The leader of the group that approved an unpopular £4.3 million bonus for the boss of JD Sports has been kicked off the company’s board after shareholders voted against his re-election.
The company said that it had parted ways with Andrew Leslie, after it failed to convince enough independent shareholders to vote for him at its annual meeting on Thursday.
Mr Leslie, who has been on the board since 2010, was chairman of its remuneration committee, which makes decisions on how much to pay the top management.
This year, the committee handed a £4.3 million bonus to JD’s executive chairman, Peter Cowgill, a move that went down badly with investors.
A little under 55% of independent shareholder votes were cast against re-appointing Mr Leslie to the board.
I would like to thank Andrew for his valued contribution to the company, during a period which has seen significant growth and international developmentPeter Cowgill
Shareholders also cast 31.5% of their votes against the remuneration report, which includes Mr Cowgill’s bonus, JD said after the meeting.
It added that a new, long-term, incentive plan and remuneration policy had been approved with a higher margin.
“The board has spent a significant amount of time engaging with its shareholders during the course of the past year and has used the feedback from this engagement to shape its remuneration structures in a way which achieves better alignment with shareholder interests,” JD said.
Mr Cowgill said: “On behalf of the board, I would like to thank Andrew for his valued contribution to the company, during a period which has seen significant growth and international development.”
More than 15% of shareholders also voted against re-electing Mr Cowgill to the board.
Earlier on Thursday, JD Sports had increased its profit outlook after solid trading since shops reopened, but warned over the impact of the current resurgence in Covid-19 cases.
Britain’s biggest sportswear group said trading has been “particularly encouraging” in the UK since lockdown restrictions have eased, while most of its 3,300 stores worldwide are also now open apart from some across the Asia Pacific region.
We must also acknowledge that the uncertainty surrounding Covid has not yet fully passed and the current resurgence in infection rates is affecting our core customer demographic more than was the case previouslyJD Sports
It raised its pre-tax profit expectations for the year, saying it is set for “no less than” £550 million, up from £324 million the previous year thanks to the trading boost and a more resilient online performance during store closures.
But the group said the rise in coronavirus cases amid the spread of the Delta variant, first identified in India, is affecting its core customer base more than previously in the pandemic.
It said that this, together with the uncertainty over the crisis and possible further lockdowns, means it will wait before handing back any Government furlough support.

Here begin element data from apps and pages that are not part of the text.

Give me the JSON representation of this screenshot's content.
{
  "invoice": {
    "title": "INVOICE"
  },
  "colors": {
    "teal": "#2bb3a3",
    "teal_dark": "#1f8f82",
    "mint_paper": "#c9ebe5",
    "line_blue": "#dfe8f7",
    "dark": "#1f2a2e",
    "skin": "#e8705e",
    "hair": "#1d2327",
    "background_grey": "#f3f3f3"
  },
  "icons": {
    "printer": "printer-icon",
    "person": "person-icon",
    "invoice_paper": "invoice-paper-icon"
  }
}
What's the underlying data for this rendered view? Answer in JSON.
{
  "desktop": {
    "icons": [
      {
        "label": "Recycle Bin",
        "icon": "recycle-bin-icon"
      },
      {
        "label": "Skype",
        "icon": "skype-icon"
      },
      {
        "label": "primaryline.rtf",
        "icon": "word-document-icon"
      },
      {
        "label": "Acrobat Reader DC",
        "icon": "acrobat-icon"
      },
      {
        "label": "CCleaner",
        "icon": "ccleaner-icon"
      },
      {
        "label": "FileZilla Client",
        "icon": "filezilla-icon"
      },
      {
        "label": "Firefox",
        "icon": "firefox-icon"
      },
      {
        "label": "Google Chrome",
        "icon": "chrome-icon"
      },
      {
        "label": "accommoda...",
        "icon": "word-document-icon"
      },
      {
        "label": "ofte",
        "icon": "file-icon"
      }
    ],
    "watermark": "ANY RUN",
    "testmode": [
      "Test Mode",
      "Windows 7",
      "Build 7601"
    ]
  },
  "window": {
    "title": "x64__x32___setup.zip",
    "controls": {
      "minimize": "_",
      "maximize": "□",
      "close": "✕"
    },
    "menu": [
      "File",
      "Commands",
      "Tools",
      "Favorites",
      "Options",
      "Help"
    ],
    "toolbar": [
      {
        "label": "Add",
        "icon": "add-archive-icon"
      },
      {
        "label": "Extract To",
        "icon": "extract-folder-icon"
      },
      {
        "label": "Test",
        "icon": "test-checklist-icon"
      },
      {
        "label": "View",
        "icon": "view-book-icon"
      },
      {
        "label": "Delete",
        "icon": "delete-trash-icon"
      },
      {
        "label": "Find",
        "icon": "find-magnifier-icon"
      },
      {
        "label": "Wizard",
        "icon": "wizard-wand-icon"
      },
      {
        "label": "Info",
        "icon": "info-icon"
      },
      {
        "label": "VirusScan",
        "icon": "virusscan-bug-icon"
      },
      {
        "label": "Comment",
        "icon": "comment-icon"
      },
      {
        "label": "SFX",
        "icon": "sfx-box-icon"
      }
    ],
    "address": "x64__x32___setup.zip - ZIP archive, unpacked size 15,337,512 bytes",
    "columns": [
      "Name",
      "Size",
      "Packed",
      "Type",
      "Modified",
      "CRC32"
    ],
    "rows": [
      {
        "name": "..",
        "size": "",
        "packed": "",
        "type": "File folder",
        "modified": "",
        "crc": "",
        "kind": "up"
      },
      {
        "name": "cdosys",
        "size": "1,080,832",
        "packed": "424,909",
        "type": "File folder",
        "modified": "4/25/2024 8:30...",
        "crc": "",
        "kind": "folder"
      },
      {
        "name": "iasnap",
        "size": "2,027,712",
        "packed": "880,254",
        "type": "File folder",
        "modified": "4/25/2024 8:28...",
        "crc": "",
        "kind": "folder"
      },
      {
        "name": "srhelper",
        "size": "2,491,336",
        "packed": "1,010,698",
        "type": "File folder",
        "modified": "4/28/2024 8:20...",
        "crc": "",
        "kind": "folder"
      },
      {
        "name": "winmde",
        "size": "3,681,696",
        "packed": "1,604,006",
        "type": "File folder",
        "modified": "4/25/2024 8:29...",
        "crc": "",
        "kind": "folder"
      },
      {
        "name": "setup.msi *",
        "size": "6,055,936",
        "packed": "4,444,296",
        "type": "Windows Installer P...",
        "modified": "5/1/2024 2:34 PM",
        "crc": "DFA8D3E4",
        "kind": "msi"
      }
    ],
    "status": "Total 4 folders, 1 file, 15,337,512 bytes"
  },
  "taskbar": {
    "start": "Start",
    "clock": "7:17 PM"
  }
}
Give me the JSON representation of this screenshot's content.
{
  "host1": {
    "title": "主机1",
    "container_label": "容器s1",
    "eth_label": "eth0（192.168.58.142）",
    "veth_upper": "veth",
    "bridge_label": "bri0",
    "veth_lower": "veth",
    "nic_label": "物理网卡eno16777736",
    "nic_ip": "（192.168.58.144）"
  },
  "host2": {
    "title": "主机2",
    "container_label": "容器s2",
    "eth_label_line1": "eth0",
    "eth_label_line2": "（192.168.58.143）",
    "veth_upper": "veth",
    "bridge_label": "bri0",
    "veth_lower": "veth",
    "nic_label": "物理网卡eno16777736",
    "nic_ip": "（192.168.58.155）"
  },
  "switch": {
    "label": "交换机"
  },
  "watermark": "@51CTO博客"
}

The group said: “We are cognisant that the retention of sales in the period when the stores were closed, combined with the positive trading in the immediate period after reopening, did help to offset the negative financial impacts associated with the period of temporary closures.
“However, we must also acknowledge that the uncertainty surrounding Covid has not yet fully passed and the current resurgence in infection rates is affecting our core customer demographic more than was the case previously.”
It confirmed it would decide on furlough cash repayment when there is “certainty on both the full easing of restrictions and the consequences of any further lockdowns during our peak trading period this winter”.
JD Sports said it also plans to split Peter Cowgill’s role of executive chairman and chief executive before the next annual general meeting and will start a “comprehensive process” shortly.
It said it accepts that the make-up of the group’s board should “reflect the current scale, momentum and global positioning” of the firm and its higher stock market valuation.